Even cameras rolling at 3,000 frames per second could not discern a winner in Saturday's 100-meter dash.
USA Track & Field
In 1882, early photographer Eadweard Muybridge wrote to the magazine Nature with a prediction: "In the near future ... no race of any importance will be undertaken without the assistance of photography to determine the winner of what might otherwise be a so-called 'dead heat.' ''
He was right about the first part: Photography is routinely used for the determining a race's winner -- whether for human or horse.
But photography has now also produced -- or, perhaps, merely recorded -- a scenario Muybridge thought was impossible: a dead heat. "It is unnecessary for me to inform you, that there can be no such thing as a 'dead heat'," he had asserted, a bit too confidently: Over the weekend sprinters Allyson Felix and Jeneba Tarmoh finished so closely -- both coming in at 11.068 seconds -- that no amount of high-speed photography (the cameras shoot 3,000 frames per second) can discern who placed third and who came in fourth. There are three spots on the US Olympic team for this event.

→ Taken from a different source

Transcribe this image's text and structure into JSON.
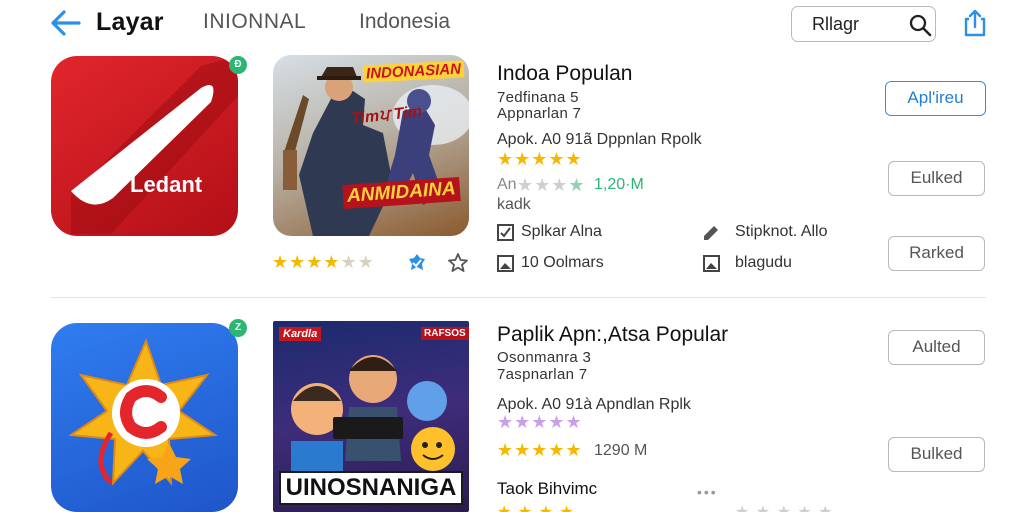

Like Muybridge, track officials had not expected such a outcome, and there were no procedures in place for handling it. Yesterday, USA Track & Field and the United States Olympic Committee announced their decision: If neither woman willingly gives up her slot, they will have the option of choosing between a tie-breaker race and a coin toss. If one wants a re-match and the other a coin toss, then a run-off. If they refuse to declare, then a coin toss it is. This procedure will apply to other dead heats going forward.